Hakeem Alexander, HypnoAthletics, Hypnosis, M.E.T.A.-Physics, Metaphysics, New Thought, UniquilibriuM

UniquilibriuM: The Will To Know Your Self

(Exercising Your Mind) Originally Compiled by Hakeem Alexander for HypnoAthletics (2013) as “UniquilibriuM: The Will To Know Thy Self

You will remain in the same undesired places, covering lots of distance with no displacement from your current position until you act upon your reality with the force of new thoughts and new behaviors. Sheer magnitude of will is not enough, what is needed is a new direction. –HABA

“To overcome the anxieties and depressions of contemporary life, individuals must become independent of the social environment to the degree that they no longer respond exclusively in terms of its rewards and punishments. To achieve such autonomy, a person has to learn to provide rewards herself. She has to develop the ability to find enjoyment and purpose regardless of external circumstances. This challenge is both easier and more difficult than it sounds: easier because the ability to do so is entirely within each person’s hands; difficult because it requires a discipline and perseverance that are relatively rare in any era, and perhaps especially in the present. And before all else, achieving control over experience requires a drastic change in attitude about what is important and what is not”. –Mihaly Csikszentmihaly; Flow: The Psychology of Optimal Experience, p16 –1990

“Every one of us is the sum total of his own thoughts. He is where he is because that is exactly where he really wants to be, whether he’ll admit that or not.” -Earl Nightingale; The Strangest Secret, 1956

“To think what you want to think is to think TRUTH, regardless of appearances. Every man has the natural and inherent power to think what he wants to think, but it requires far more effort to do so than it does to think the thoughts which are suggested by appearances. To think according to appearance is easy; to think truth regardless of appearances is laborious, and requires the expenditure of more power than any other work man is called upon to perform.

There is no labor from which most people shrink as they do from that of sustained and consecutive thought; it is the hardest work in the world. This is especially true when truth is contrary to appearances”. –Wallace D. Wattles; The Science of Getting Rich, p25 –1910

“All truth exists within and never in the world about. One who studies the world studies effects. One who studies his own mind studies the cause and source of things as they really are”. –U.S. Anderson; Three Magic Words; 1954

In order to effect true positive change in your experience, you must disregard how things are–as well as how others are seeing you–and give more of your attention to the way you prefer things to be”. -Esther and Jerry Hicks; The Law of Attraction, p38 –2006

“When the voice and vision on the inside become more profound and more clear and loud than the opinions on the outside, you have mastered your life”. –John F. Demartini; The Secret2006

“And the truth turns out to be nothing less than the amazing but undeniable fact that the whole outer world–whether it be the physical body, the common things of life, the winds and the rain, the clouds, the Earth itself–is amenable to man’s thought, and that he has dominion over it when he knows it”. –Emmet Fox; The Sermon on the Mount, p13 –1934

“We may pass through good fortune and bad, but if we can come to the point where we are not disturbed by ‘things’ we have found the secret”. –Ernest Holmes; The Science of Mind, p187 –1938

“…you have to train yourself to feel secure even if there is no evidence to suggest such to be the case.

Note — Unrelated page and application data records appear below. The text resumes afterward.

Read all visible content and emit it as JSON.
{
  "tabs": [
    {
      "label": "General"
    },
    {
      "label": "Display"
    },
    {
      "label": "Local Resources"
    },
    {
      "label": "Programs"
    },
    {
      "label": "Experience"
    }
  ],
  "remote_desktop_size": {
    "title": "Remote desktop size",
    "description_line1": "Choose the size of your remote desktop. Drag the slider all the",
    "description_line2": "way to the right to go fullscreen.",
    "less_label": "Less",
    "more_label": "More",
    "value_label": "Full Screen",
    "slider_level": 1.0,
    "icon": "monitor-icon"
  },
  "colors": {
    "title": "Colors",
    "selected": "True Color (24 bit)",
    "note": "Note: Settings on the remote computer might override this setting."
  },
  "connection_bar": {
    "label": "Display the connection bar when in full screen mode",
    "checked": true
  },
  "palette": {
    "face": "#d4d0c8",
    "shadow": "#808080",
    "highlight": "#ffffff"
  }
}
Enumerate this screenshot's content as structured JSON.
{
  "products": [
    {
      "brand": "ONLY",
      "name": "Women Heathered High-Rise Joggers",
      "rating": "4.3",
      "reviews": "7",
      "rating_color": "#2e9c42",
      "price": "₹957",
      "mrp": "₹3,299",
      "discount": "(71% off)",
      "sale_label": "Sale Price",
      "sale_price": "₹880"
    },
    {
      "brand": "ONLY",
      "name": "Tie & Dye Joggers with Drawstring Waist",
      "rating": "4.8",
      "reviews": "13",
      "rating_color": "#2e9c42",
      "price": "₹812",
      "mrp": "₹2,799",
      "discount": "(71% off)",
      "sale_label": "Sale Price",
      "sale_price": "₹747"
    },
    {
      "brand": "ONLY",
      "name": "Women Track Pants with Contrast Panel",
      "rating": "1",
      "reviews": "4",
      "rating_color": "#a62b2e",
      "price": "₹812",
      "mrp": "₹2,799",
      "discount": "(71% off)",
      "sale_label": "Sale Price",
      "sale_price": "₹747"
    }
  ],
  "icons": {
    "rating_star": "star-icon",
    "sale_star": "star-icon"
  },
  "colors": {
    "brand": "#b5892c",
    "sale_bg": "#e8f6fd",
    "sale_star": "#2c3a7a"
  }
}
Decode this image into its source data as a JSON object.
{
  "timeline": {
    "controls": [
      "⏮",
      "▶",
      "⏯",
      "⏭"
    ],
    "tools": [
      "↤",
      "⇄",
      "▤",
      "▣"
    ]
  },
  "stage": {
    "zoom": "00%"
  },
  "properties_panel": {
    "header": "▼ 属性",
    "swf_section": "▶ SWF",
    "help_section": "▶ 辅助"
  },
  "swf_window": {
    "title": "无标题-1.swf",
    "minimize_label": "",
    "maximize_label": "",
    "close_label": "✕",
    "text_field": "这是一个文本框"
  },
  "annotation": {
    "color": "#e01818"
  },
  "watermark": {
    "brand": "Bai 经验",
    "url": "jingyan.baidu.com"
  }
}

You have to settle into the uncertainty of things and be comfortable with it”. –Stuart Wilde; The Trick to Money is Having Some, p60 –1989

Yours is the choice. You have within you a force against which the whole world is powerless. By using it, you can make what you will of life and of your surroundings. ‘But’ you will say, ‘objects themselves do not change. It is merely the difference in the way you look at them.’ Perhaps. But to a great extent, at least, we find what we look for, just as, when we turn the dial on the radio, we tune in on whatever kind of entertainment or instruction we may wish to hear. And who can say that it is not our thoughts that put it there? Who, for the matter of that, can prove that our surroundings in waking hours are not as much the creature of our minds as are our dreams?”. –Robert Collier; The Secret of the Ages, p46 –1926